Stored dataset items

____________________

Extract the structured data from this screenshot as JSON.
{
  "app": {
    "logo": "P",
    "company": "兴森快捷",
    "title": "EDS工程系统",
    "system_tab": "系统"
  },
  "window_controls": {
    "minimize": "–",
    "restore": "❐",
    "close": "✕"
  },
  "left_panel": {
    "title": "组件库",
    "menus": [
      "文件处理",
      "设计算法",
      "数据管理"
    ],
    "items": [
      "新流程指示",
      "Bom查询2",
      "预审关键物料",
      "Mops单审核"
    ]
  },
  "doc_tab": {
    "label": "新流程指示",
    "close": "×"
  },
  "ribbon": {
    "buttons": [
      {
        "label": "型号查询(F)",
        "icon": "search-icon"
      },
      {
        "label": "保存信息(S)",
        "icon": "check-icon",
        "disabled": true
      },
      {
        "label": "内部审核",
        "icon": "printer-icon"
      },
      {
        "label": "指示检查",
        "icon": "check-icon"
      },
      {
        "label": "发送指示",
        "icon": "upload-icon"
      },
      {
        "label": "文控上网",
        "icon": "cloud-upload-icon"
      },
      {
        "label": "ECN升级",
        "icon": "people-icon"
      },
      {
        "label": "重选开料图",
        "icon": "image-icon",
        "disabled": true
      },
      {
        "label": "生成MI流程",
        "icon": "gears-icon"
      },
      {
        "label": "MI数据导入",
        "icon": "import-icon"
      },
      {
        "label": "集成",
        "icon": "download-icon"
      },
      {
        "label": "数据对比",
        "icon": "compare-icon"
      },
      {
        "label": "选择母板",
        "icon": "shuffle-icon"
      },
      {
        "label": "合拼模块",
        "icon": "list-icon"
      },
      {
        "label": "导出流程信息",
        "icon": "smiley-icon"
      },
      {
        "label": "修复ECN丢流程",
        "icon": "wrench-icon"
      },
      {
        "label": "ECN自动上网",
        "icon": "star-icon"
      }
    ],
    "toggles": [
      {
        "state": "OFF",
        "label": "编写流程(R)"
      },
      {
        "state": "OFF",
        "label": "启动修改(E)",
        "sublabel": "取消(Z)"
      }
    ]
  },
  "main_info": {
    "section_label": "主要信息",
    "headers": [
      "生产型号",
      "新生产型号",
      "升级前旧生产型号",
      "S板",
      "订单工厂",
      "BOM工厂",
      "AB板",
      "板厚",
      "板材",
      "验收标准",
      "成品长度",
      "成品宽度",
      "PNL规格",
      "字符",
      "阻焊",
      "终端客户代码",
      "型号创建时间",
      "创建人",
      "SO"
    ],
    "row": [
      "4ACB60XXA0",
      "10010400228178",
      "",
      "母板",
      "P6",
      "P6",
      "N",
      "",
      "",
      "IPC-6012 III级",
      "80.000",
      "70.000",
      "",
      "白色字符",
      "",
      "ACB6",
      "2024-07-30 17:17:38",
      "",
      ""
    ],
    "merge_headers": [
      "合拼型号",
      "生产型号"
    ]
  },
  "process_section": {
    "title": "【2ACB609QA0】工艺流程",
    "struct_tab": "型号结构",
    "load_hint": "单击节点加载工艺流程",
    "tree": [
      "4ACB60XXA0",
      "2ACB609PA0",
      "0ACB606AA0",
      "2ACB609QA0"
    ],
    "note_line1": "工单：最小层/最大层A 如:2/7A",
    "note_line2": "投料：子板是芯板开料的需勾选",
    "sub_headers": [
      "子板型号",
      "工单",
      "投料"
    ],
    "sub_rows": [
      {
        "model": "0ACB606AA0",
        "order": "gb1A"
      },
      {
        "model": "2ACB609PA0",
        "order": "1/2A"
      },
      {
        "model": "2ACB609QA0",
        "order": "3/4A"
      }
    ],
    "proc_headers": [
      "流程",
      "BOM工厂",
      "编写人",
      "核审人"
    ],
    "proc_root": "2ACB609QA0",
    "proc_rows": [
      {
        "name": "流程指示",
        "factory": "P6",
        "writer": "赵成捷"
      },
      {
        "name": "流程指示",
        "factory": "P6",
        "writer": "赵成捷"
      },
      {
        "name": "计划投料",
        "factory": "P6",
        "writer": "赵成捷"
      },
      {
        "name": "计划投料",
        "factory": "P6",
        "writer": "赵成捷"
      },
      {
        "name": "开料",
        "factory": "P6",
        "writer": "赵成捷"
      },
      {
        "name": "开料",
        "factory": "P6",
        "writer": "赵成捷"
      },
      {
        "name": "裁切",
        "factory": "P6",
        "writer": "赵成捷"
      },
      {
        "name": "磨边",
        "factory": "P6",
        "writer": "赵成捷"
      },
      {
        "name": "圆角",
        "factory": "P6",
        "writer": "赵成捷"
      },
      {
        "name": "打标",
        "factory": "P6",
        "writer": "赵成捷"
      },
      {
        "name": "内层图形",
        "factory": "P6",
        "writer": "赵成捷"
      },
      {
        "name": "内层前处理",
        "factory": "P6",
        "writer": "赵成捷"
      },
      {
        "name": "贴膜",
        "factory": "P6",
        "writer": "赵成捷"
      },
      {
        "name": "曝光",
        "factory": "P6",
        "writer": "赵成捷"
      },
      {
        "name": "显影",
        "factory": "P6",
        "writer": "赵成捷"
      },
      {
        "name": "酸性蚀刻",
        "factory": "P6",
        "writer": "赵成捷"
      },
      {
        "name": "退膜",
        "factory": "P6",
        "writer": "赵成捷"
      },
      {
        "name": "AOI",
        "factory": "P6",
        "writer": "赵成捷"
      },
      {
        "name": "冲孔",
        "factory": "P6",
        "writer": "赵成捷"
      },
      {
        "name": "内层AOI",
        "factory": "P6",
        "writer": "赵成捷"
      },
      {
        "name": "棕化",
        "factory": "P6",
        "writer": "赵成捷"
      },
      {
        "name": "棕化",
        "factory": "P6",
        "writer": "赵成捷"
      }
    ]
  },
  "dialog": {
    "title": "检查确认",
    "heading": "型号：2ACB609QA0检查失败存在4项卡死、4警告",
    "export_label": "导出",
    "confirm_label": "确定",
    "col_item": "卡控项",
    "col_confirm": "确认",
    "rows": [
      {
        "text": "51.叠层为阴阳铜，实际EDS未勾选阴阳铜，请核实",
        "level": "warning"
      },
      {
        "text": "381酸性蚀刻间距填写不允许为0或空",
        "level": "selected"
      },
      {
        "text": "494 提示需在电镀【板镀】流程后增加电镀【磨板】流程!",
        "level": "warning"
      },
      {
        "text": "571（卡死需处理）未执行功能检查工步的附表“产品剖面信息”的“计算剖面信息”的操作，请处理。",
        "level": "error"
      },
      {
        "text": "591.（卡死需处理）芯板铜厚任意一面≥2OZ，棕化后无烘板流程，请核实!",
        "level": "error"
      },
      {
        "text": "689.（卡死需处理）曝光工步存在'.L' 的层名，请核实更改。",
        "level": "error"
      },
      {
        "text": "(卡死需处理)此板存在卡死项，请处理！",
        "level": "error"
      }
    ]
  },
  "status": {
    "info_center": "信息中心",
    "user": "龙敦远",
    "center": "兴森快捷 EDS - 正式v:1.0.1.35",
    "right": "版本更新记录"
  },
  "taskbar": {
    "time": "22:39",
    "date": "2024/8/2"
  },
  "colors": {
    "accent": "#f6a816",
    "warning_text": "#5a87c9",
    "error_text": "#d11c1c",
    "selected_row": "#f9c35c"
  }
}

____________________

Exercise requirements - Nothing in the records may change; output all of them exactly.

Task output -
Extract the structured data from this screenshot as JSON.
{
  "app": {
    "logo": "P",
    "company": "兴森快捷",
    "title": "EDS工程系统",
    "system_tab": "系统"
  },
  "window_controls": {
    "minimize": "–",
    "restore": "❐",
    "close": "✕"
  },
  "left_panel": {
    "title": "组件库",
    "menus": [
      "文件处理",
      "设计算法",
      "数据管理"
    ],
    "items": [
      "新流程指示",
      "Bom查询2",
      "预审关键物料",
      "Mops单审核"
    ]
  },
  "doc_tab": {
    "label": "新流程指示",
    "close": "×"
  },
  "ribbon": {
    "buttons": [
      {
        "label": "型号查询(F)",
        "icon": "search-icon"
      },
      {
        "label": "保存信息(S)",
        "icon": "check-icon",
        "disabled": true
      },
      {
        "label": "内部审核",
        "icon": "printer-icon"
      },
      {
        "label": "指示检查",
        "icon": "check-icon"
      },
      {
        "label": "发送指示",
        "icon": "upload-icon"
      },
      {
        "label": "文控上网",
        "icon": "cloud-upload-icon"
      },
      {
        "label": "ECN升级",
        "icon": "people-icon"
      },
      {
        "label": "重选开料图",
        "icon": "image-icon",
        "disabled": true
      },
      {
        "label": "生成MI流程",
        "icon": "gears-icon"
      },
      {
        "label": "MI数据导入",
        "icon": "import-icon"
      },
      {
        "label": "集成",
        "icon": "download-icon"
      },
      {
        "label": "数据对比",
        "icon": "compare-icon"
      },
      {
        "label": "选择母板",
        "icon": "shuffle-icon"
      },
      {
        "label": "合拼模块",
        "icon": "list-icon"
      },
      {
        "label": "导出流程信息",
        "icon": "smiley-icon"
      },
      {
        "label": "修复ECN丢流程",
        "icon": "wrench-icon"
      },
      {
        "label": "ECN自动上网",
        "icon": "star-icon"
      }
    ],
    "toggles": [
      {
        "state": "OFF",
        "label": "编写流程(R)"
      },
      {
        "state": "OFF",
        "label": "启动修改(E)",
        "sublabel": "取消(Z)"
      }
    ]
  },
  "main_info": {
    "section_label": "主要信息",
    "headers": [
      "生产型号",
      "新生产型号",
      "升级前旧生产型号",
      "S板",
      "订单工厂",
      "BOM工厂",
      "AB板",
      "板厚",
      "板材",
      "验收标准",
      "成品长度",
      "成品宽度",
      "PNL规格",
      "字符",
      "阻焊",
      "终端客户代码",
      "型号创建时间",
      "创建人",
      "SO"
    ],
    "row": [
      "4ACB60XXA0",
      "10010400228178",
      "",
      "母板",
      "P6",
      "P6",
      "N",
      "",
      "",
      "IPC-6012 III级",
      "80.000",
      "70.000",
      "",
      "白色字符",
      "",
      "ACB6",
      "2024-07-30 17:17:38",
      "",
      ""
    ],
    "merge_headers": [
      "合拼型号",
      "生产型号"
    ]
  },
  "process_section": {
    "title": "【2ACB609QA0】工艺流程",
    "struct_tab": "型号结构",
    "load_hint": "单击节点加载工艺流程",
    "tree": [
      "4ACB60XXA0",
      "2ACB609PA0",
      "0ACB606AA0",
      "2ACB609QA0"
    ],
    "note_line1": "工单：最小层/最大层A 如:2/7A",
    "note_line2": "投料：子板是芯板开料的需勾选",
    "sub_headers": [
      "子板型号",
      "工单",
      "投料"
    ],
    "sub_rows": [
      {
        "model": "0ACB606AA0",
        "order": "gb1A"
      },
      {
        "model": "2ACB609PA0",
        "order": "1/2A"
      },
      {
        "model": "2ACB609QA0",
        "order": "3/4A"
      }
    ],
    "proc_headers": [
      "流程",
      "BOM工厂",
      "编写人",
      "核审人"
    ],
    "proc_root": "2ACB609QA0",
    "proc_rows": [
      {
        "name": "流程指示",
        "factory": "P6",
        "writer": "赵成捷"
      },
      {
        "name": "流程指示",
        "factory": "P6",
        "writer": "赵成捷"
      },
      {
        "name": "计划投料",
        "factory": "P6",
        "writer": "赵成捷"
      },
      {
        "name": "计划投料",
        "factory": "P6",
        "writer": "赵成捷"
      },
      {
        "name": "开料",
        "factory": "P6",
        "writer": "赵成捷"
      },
      {
        "name": "开料",
        "factory": "P6",
        "writer": "赵成捷"
      },
      {
        "name": "裁切",
        "factory": "P6",
        "writer": "赵成捷"
      },
      {
        "name": "磨边",
        "factory": "P6",
        "writer": "赵成捷"
      },
      {
        "name": "圆角",
        "factory": "P6",
        "writer": "赵成捷"
      },
      {
        "name": "打标",
        "factory": "P6",
        "writer": "赵成捷"
      },
      {
        "name": "内层图形",
        "factory": "P6",
        "writer": "赵成捷"
      },
      {
        "name": "内层前处理",
        "factory": "P6",
        "writer": "赵成捷"
      },
      {
        "name": "贴膜",
        "factory": "P6",
        "writer": "赵成捷"
      },
      {
        "name": "曝光",
        "factory": "P6",
        "writer": "赵成捷"
      },
      {
        "name": "显影",
        "factory": "P6",
        "writer": "赵成捷"
      },
      {
        "name": "酸性蚀刻",
        "factory": "P6",
        "writer": "赵成捷"
      },
      {
        "name": "退膜",
        "factory": "P6",
        "writer": "赵成捷"
      },
      {
        "name": "AOI",
        "factory": "P6",
        "writer": "赵成捷"
      },
      {
        "name": "冲孔",
        "factory": "P6",
        "writer": "赵成捷"
      },
      {
        "name": "内层AOI",
        "factory": "P6",
        "writer": "赵成捷"
      },
      {
        "name": "棕化",
        "factory": "P6",
        "writer": "赵成捷"
      },
      {
        "name": "棕化",
        "factory": "P6",
        "writer": "赵成捷"
      }
    ]
  },
  "dialog": {
    "title": "检查确认",
    "heading": "型号：2ACB609QA0检查失败存在4项卡死、4警告",
    "export_label": "导出",
    "confirm_label": "确定",
    "col_item": "卡控项",
    "col_confirm": "确认",
    "rows": [
      {
        "text": "51.叠层为阴阳铜，实际EDS未勾选阴阳铜，请核实",
        "level": "warning"
      },
      {
        "text": "381酸性蚀刻间距填写不允许为0或空",
        "level": "selected"
      },
      {
        "text": "494 提示需在电镀【板镀】流程后增加电镀【磨板】流程!",
        "level": "warning"
      },
      {
        "text": "571（卡死需处理）未执行功能检查工步的附表“产品剖面信息”的“计算剖面信息”的操作，请处理。",
        "level": "error"
      },
      {
        "text": "591.（卡死需处理）芯板铜厚任意一面≥2OZ，棕化后无烘板流程，请核实!",
        "level": "error"
      },
      {
        "text": "689.（卡死需处理）曝光工步存在'.L' 的层名，请核实更改。",
        "level": "error"
      },
      {
        "text": "(卡死需处理)此板存在卡死项，请处理！",
        "level": "error"
      }
    ]
  },
  "status": {
    "info_center": "信息中心",
    "user": "龙敦远",
    "center": "兴森快捷 EDS - 正式v:1.0.1.35",
    "right": "版本更新记录"
  },
  "taskbar": {
    "time": "22:39",
    "date": "2024/8/2"
  },
  "colors": {
    "accent": "#f6a816",
    "warning_text": "#5a87c9",
    "error_text": "#d11c1c",
    "selected_row": "#f9c35c"
  }
}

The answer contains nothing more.